### What is being asked
The data below should be restated word for word, with every picture omitted.

### Excerpts from an interface dataset
▼

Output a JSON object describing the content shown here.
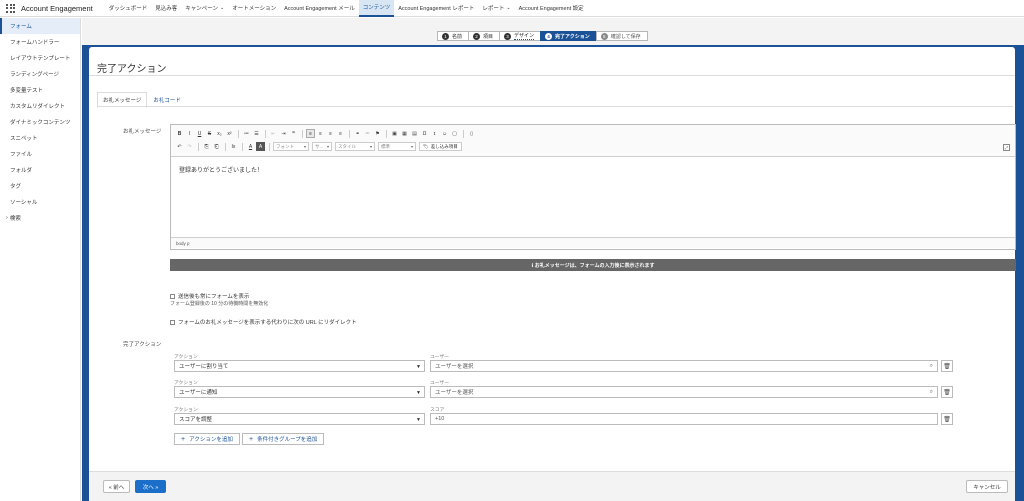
{
  "app": {
    "name": "Account Engagement"
  },
  "nav": {
    "items": [
      {
        "label": "ダッシュボード",
        "caret": false,
        "active": false
      },
      {
        "label": "見込み客",
        "caret": false,
        "active": false
      },
      {
        "label": "キャンペーン",
        "caret": true,
        "active": false
      },
      {
        "label": "オートメーション",
        "caret": false,
        "active": false
      },
      {
        "label": "Account Engagement メール",
        "caret": false,
        "active": false
      },
      {
        "label": "コンテンツ",
        "caret": false,
        "active": true
      },
      {
        "label": "Account Engagement レポート",
        "caret": false,
        "active": false
      },
      {
        "label": "レポート",
        "caret": true,
        "active": false
      },
      {
        "label": "Account Engagement 設定",
        "caret": false,
        "active": false
      }
    ]
  },
  "sidebar": {
    "items": [
      {
        "label": "フォーム",
        "active": true
      },
      {
        "label": "フォームハンドラー"
      },
      {
        "label": "レイアウトテンプレート"
      },
      {
        "label": "ランディングページ"
      },
      {
        "label": "多変量テスト"
      },
      {
        "label": "カスタムリダイレクト"
      },
      {
        "label": "ダイナミックコンテンツ"
      },
      {
        "label": "スニペット"
      },
      {
        "label": "ファイル"
      },
      {
        "label": "フォルダ"
      },
      {
        "label": "タグ"
      },
      {
        "label": "ソーシャル"
      },
      {
        "label": "検索",
        "chevron": true
      }
    ]
  },
  "steps": [
    {
      "num": "1",
      "label": "名前",
      "state": "done"
    },
    {
      "num": "2",
      "label": "項目",
      "state": "done"
    },
    {
      "num": "3",
      "label": "デザイン",
      "state": "done"
    },
    {
      "num": "4",
      "label": "完了アクション",
      "state": "current"
    },
    {
      "num": "5",
      "label": "確認して保存",
      "state": "future"
    }
  ],
  "page": {
    "title": "完了アクション"
  },
  "tabs": {
    "thanks_message": "お礼メッセージ",
    "thanks_code": "お礼コード"
  },
  "form": {
    "thanks_label": "お礼メッセージ",
    "editor": {
      "font_label": "フォント",
      "size_label": "サ...",
      "style_label": "スタイル",
      "format_label": "標準",
      "insert_merge": "差し込み項目",
      "body_text": "登録ありがとうございました！",
      "status_path": "body  p"
    },
    "info_bar": "ℹ お礼メッセージは、フォームの入力後に表示されます",
    "show_form_again": "送信後も常にフォームを表示",
    "show_form_note": "フォーム登録後の 10 分の待機時間を無効化",
    "redirect_label": "フォームのお礼メッセージを表示する代わりに次の URL にリダイレクト"
  },
  "completion": {
    "section_label": "完了アクション",
    "rows": [
      {
        "action_label": "アクション",
        "action_value": "ユーザーに割り当て",
        "target_label": "ユーザー",
        "target_value": "ユーザーを選択",
        "search": true
      },
      {
        "action_label": "アクション",
        "action_value": "ユーザーに通知",
        "target_label": "ユーザー",
        "target_value": "ユーザーを選択",
        "search": true
      },
      {
        "action_label": "アクション",
        "action_value": "スコアを調整",
        "target_label": "スコア",
        "target_value": "+10",
        "search": false
      }
    ],
    "add_action": "アクションを追加",
    "add_conditional_group": "条件付きグループを追加"
  },
  "footer": {
    "back": "« 前へ",
    "next": "次へ »",
    "cancel": "キャンセル"
  }
}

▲

### Solution
Output a JSON object describing the content shown here.
{
  "app": {
    "name": "Account Engagement"
  },
  "nav": {
    "items": [
      {
        "label": "ダッシュボード",
        "caret": false,
        "active": false
      },
      {
        "label": "見込み客",
        "caret": false,
        "active": false
      },
      {
        "label": "キャンペーン",
        "caret": true,
        "active": false
      },
      {
        "label": "オートメーション",
        "caret": false,
        "active": false
      },
      {
        "label": "Account Engagement メール",
        "caret": false,
        "active": false
      },
      {
        "label": "コンテンツ",
        "caret": false,
        "active": true
      },
      {
        "label": "Account Engagement レポート",
        "caret": false,
        "active": false
      },
      {
        "label": "レポート",
        "caret": true,
        "active": false
      },
      {
        "label": "Account Engagement 設定",
        "caret": false,
        "active": false
      }
    ]
  },
  "sidebar": {
    "items": [
      {
        "label": "フォーム",
        "active": true
      },
      {
        "label": "フォームハンドラー"
      },
      {
        "label": "レイアウトテンプレート"
      },
      {
        "label": "ランディングページ"
      },
      {
        "label": "多変量テスト"
      },
      {
        "label": "カスタムリダイレクト"
      },
      {
        "label": "ダイナミックコンテンツ"
      },
      {
        "label": "スニペット"
      },
      {
        "label": "ファイル"
      },
      {
        "label": "フォルダ"
      },
      {
        "label": "タグ"
      },
      {
        "label": "ソーシャル"
      },
      {
        "label": "検索",
        "chevron": true
      }
    ]
  },
  "steps": [
    {
      "num": "1",
      "label": "名前",
      "state": "done"
    },
    {
      "num": "2",
      "label": "項目",
      "state": "done"
    },
    {
      "num": "3",
      "label": "デザイン",
      "state": "done"
    },
    {
      "num": "4",
      "label": "完了アクション",
      "state": "current"
    },
    {
      "num": "5",
      "label": "確認して保存",
      "state": "future"
    }
  ],
  "page": {
    "title": "完了アクション"
  },
  "tabs": {
    "thanks_message": "お礼メッセージ",
    "thanks_code": "お礼コード"
  },
  "form": {
    "thanks_label": "お礼メッセージ",
    "editor": {
      "font_label": "フォント",
      "size_label": "サ...",
      "style_label": "スタイル",
      "format_label": "標準",
      "insert_merge": "差し込み項目",
      "body_text": "登録ありがとうございました！",
      "status_path": "body  p"
    },
    "info_bar": "ℹ お礼メッセージは、フォームの入力後に表示されます",
    "show_form_again": "送信後も常にフォームを表示",
    "show_form_note": "フォーム登録後の 10 分の待機時間を無効化",
    "redirect_label": "フォームのお礼メッセージを表示する代わりに次の URL にリダイレクト"
  },
  "completion": {
    "section_label": "完了アクション",
    "rows": [
      {
        "action_label": "アクション",
        "action_value": "ユーザーに割り当て",
        "target_label": "ユーザー",
        "target_value": "ユーザーを選択",
        "search": true
      },
      {
        "action_label": "アクション",
        "action_value": "ユーザーに通知",
        "target_label": "ユーザー",
        "target_value": "ユーザーを選択",
        "search": true
      },
      {
        "action_label": "アクション",
        "action_value": "スコアを調整",
        "target_label": "スコア",
        "target_value": "+10",
        "search": false
      }
    ],
    "add_action": "アクションを追加",
    "add_conditional_group": "条件付きグループを追加"
  },
  "footer": {
    "back": "« 前へ",
    "next": "次へ »",
    "cancel": "キャンセル"
  }
}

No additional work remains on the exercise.